I’m becoming a big euphorbia fan, but in Austin the available varieties don’t approach what you Californians can grow. I do grow ‘Diamond Frost’ as an annual and gopher plant as a perennial; they both do great here. I’m trying ‘Blackbird,’ which I had to order online, but with poor results so far.
believe it or not, i just noticed this sweet little plant in some pots outside an office yesterday. i love it’s lacy quality. and now i know the name!
Hooray for Euphorbias! If I could grow EDF year round, I surely wood but it’s a tenderfoot here. I love the plants you have surrounding yours, Denise. Very nice.

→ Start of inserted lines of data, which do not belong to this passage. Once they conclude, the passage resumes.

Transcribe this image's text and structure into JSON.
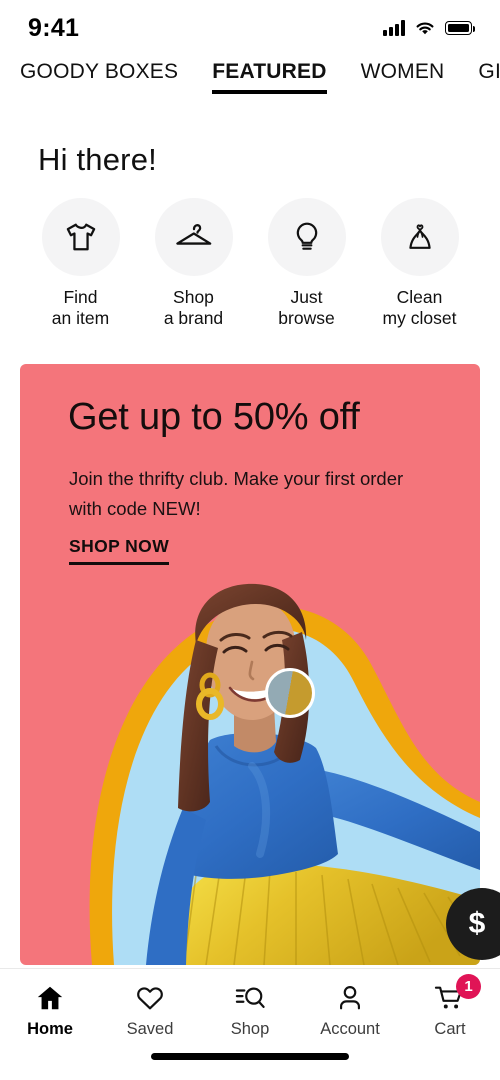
{
  "status_bar": {
    "time": "9:41",
    "cellular_icon": "signal-bars-icon",
    "wifi_icon": "wifi-icon",
    "battery_icon": "battery-full-icon"
  },
  "top_tabs": {
    "items": [
      {
        "label": "GOODY BOXES",
        "active": false
      },
      {
        "label": "FEATURED",
        "active": true
      },
      {
        "label": "WOMEN",
        "active": false
      },
      {
        "label": "GIRL",
        "active": false
      }
    ]
  },
  "greeting": {
    "text": "Hi there!"
  },
  "quick_actions": {
    "items": [
      {
        "icon": "tshirt-icon",
        "line1": "Find",
        "line2": "an item"
      },
      {
        "icon": "hanger-icon",
        "line1": "Shop",
        "line2": "a brand"
      },
      {
        "icon": "lightbulb-icon",
        "line1": "Just",
        "line2": "browse"
      },
      {
        "icon": "laundry-bag-icon",
        "line1": "Clean",
        "line2": "my closet"
      }
    ]
  },
  "promo": {
    "background_color": "#F4757B",
    "title": "Get up to 50% off",
    "subtitle": "Join the thrifty club. Make your first order with code NEW!",
    "cta_label": "SHOP NOW",
    "hero_alt": "smiling-woman-blue-sweater-yellow-skirt",
    "hotspot": "product-tag-hotspot",
    "halo_colors": [
      "#EFA70C",
      "#AEDDF5"
    ]
  },
  "floating_action": {
    "label": "$",
    "icon": "dollar-icon",
    "background_color": "#1C1C1C"
  },
  "bottom_nav": {
    "items": [
      {
        "icon": "home-icon",
        "label": "Home",
        "active": true,
        "badge": ""
      },
      {
        "icon": "heart-icon",
        "label": "Saved",
        "active": false,
        "badge": ""
      },
      {
        "icon": "search-icon",
        "label": "Shop",
        "active": false,
        "badge": ""
      },
      {
        "icon": "person-icon",
        "label": "Account",
        "active": false,
        "badge": ""
      },
      {
        "icon": "cart-icon",
        "label": "Cart",
        "active": false,
        "badge": "1"
      }
    ],
    "badge_color": "#E01456"
  }
}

I’ve grown Diamond Frost for maybe three years now. The first year was amazing, but I ended up taking out the first plant after it showed no lust for life after the second year. I found that the plant was super-easy from cuttings, and a couple cuttings are hanging on the in the garden, looking surprising good for January.
Scott, the euphorbias do really “grow” on you. I’d love to grow E. griffithii, but it wants the kind of water you get up in Portland!
Pam, there’s so many euphorbias, there’s gotta be one that likes Austin.
LD, it’s not often seen in public/commercial landscapes, but then Laguna Beach is always way ahead of the curve!
Grace, glad you like my shrubby stuff!
James, it’d be interesting to learn how much money a plant patent can earn — from what I can tell, EDF is widely grown now across the U.S.
Hello – my name is Danielle Ernest. I am the public relations coordinator for Proven Winners who introduced Diamond Frost Euphorbia. This euphorbia is grown and sold as an annual form – the others that you mentioned are perennial form. As you noted this plant is protected and cuttings should not be taken as it is similar to downloading free music from an artist. Plant royalties are paid to breeders who have spent years working on and creating that variety that so many of us love. So please give credit where credit is do! Thanks for loving Diamond Frost so much and writing about her! We really appreciate your kind words.